● Task objective
Restate all of the entries exactly. Any picture in them should be skipped.

Segment Start: The input

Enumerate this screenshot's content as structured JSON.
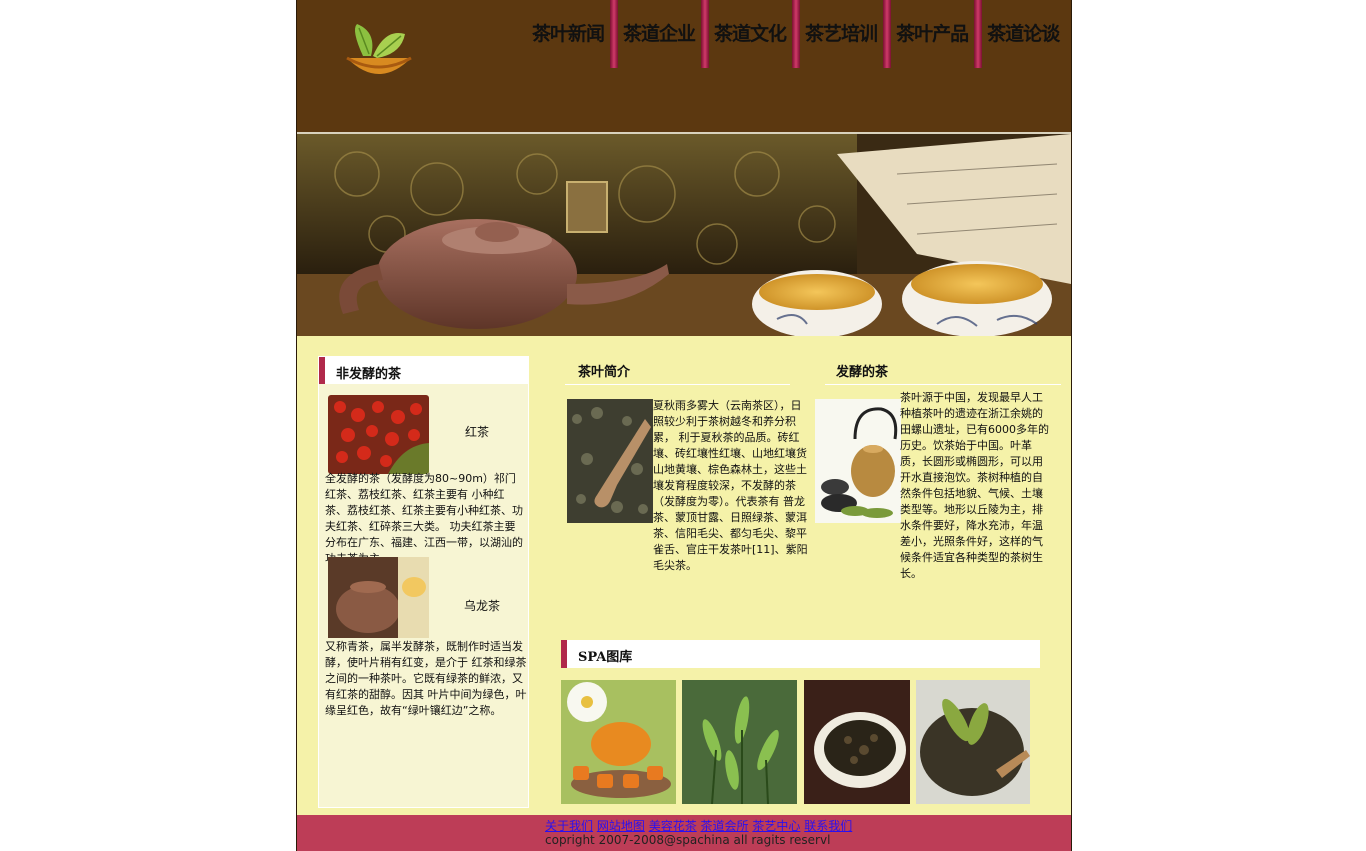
{
  "nav": {
    "items": [
      "茶叶新闻",
      "茶道企业",
      "茶道文化",
      "茶艺培训",
      "茶叶产品",
      "茶道论谈"
    ]
  },
  "colors": {
    "header_bg": "#5c3810",
    "page_bg": "#f5f2a9",
    "accent": "#b0294a",
    "footer_bg": "#bd3d57",
    "link": "#2a10f0"
  },
  "sidebar": {
    "title": "非发酵的茶",
    "items": [
      {
        "label": "红茶",
        "image": "red-tea-image",
        "text": "全发酵的茶（发酵度为80~90m）祁门红茶、荔枝红茶、红茶主要有 小种红茶、荔枝红茶、红茶主要有小种红茶、功夫红茶、红碎茶三大类。 功夫红茶主要分布在广东、福建、江西一带，以湖汕的功夫茶为主。"
      },
      {
        "label": "乌龙茶",
        "image": "oolong-teapot-image",
        "text": "又称青茶，属半发酵茶，既制作时适当发酵，使叶片稍有红变，是介于 红茶和绿茶之间的一种茶叶。它既有绿茶的鲜浓，又有红茶的甜醇。因其 叶片中间为绿色，叶缘呈红色，故有“绿叶镶红边”之称。"
      }
    ]
  },
  "intro": {
    "title": "茶叶简介",
    "image": "dry-tea-scoop-image",
    "text": "夏秋雨多雾大（云南茶区），日照较少利于茶树越冬和养分积累， 利于夏秋茶的品质。砖红壤、砖红壤性红壤、山地红壤货山地黄壤、棕色森林土，这些土壤发育程度较深，不发酵的茶（发酵度为零）。代表茶有 普龙茶、蒙顶甘露、日照绿茶、蒙洱茶、信阳毛尖、都匀毛尖、黎平 雀舌、官庄干发茶叶[11]、紫阳毛尖茶。"
  },
  "fermented": {
    "title": "发酵的茶",
    "image": "tea-kettle-image",
    "text": "茶叶源于中国，发现最早人工种植茶叶的遗迹在浙江余姚的田螺山遗址，已有6000多年的历史。饮茶始于中国。叶革质，长圆形或椭圆形，可以用开水直接泡饮。茶树种植的自然条件包括地貌、气候、土壤类型等。地形以丘陵为主，排水条件要好，降水充沛，年温差小，光照条件好，这样的气候条件适宜各种类型的茶树生长。"
  },
  "gallery": {
    "title": "SPA图库",
    "images": [
      "tea-set-flower-image",
      "tea-plant-image",
      "tea-bowl-image",
      "tea-leaves-spoon-image"
    ]
  },
  "footer": {
    "links": [
      "关于我们",
      "网站地图",
      "美容花茶",
      "茶道会所",
      "茶艺中心",
      "联系我们"
    ],
    "copyright": "copright 2007-2008@spachina all ragits reservl"
  }
}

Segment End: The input

● Answer to this problem
Enumerate this screenshot's content as structured JSON.
{
  "nav": {
    "items": [
      "茶叶新闻",
      "茶道企业",
      "茶道文化",
      "茶艺培训",
      "茶叶产品",
      "茶道论谈"
    ]
  },
  "colors": {
    "header_bg": "#5c3810",
    "page_bg": "#f5f2a9",
    "accent": "#b0294a",
    "footer_bg": "#bd3d57",
    "link": "#2a10f0"
  },
  "sidebar": {
    "title": "非发酵的茶",
    "items": [
      {
        "label": "红茶",
        "image": "red-tea-image",
        "text": "全发酵的茶（发酵度为80~90m）祁门红茶、荔枝红茶、红茶主要有 小种红茶、荔枝红茶、红茶主要有小种红茶、功夫红茶、红碎茶三大类。 功夫红茶主要分布在广东、福建、江西一带，以湖汕的功夫茶为主。"
      },
      {
        "label": "乌龙茶",
        "image": "oolong-teapot-image",
        "text": "又称青茶，属半发酵茶，既制作时适当发酵，使叶片稍有红变，是介于 红茶和绿茶之间的一种茶叶。它既有绿茶的鲜浓，又有红茶的甜醇。因其 叶片中间为绿色，叶缘呈红色，故有“绿叶镶红边”之称。"
      }
    ]
  },
  "intro": {
    "title": "茶叶简介",
    "image": "dry-tea-scoop-image",
    "text": "夏秋雨多雾大（云南茶区），日照较少利于茶树越冬和养分积累， 利于夏秋茶的品质。砖红壤、砖红壤性红壤、山地红壤货山地黄壤、棕色森林土，这些土壤发育程度较深，不发酵的茶（发酵度为零）。代表茶有 普龙茶、蒙顶甘露、日照绿茶、蒙洱茶、信阳毛尖、都匀毛尖、黎平 雀舌、官庄干发茶叶[11]、紫阳毛尖茶。"
  },
  "fermented": {
    "title": "发酵的茶",
    "image": "tea-kettle-image",
    "text": "茶叶源于中国，发现最早人工种植茶叶的遗迹在浙江余姚的田螺山遗址，已有6000多年的历史。饮茶始于中国。叶革质，长圆形或椭圆形，可以用开水直接泡饮。茶树种植的自然条件包括地貌、气候、土壤类型等。地形以丘陵为主，排水条件要好，降水充沛，年温差小，光照条件好，这样的气候条件适宜各种类型的茶树生长。"
  },
  "gallery": {
    "title": "SPA图库",
    "images": [
      "tea-set-flower-image",
      "tea-plant-image",
      "tea-bowl-image",
      "tea-leaves-spoon-image"
    ]
  },
  "footer": {
    "links": [
      "关于我们",
      "网站地图",
      "美容花茶",
      "茶道会所",
      "茶艺中心",
      "联系我们"
    ],
    "copyright": "copright 2007-2008@spachina all ragits reservl"
  }
}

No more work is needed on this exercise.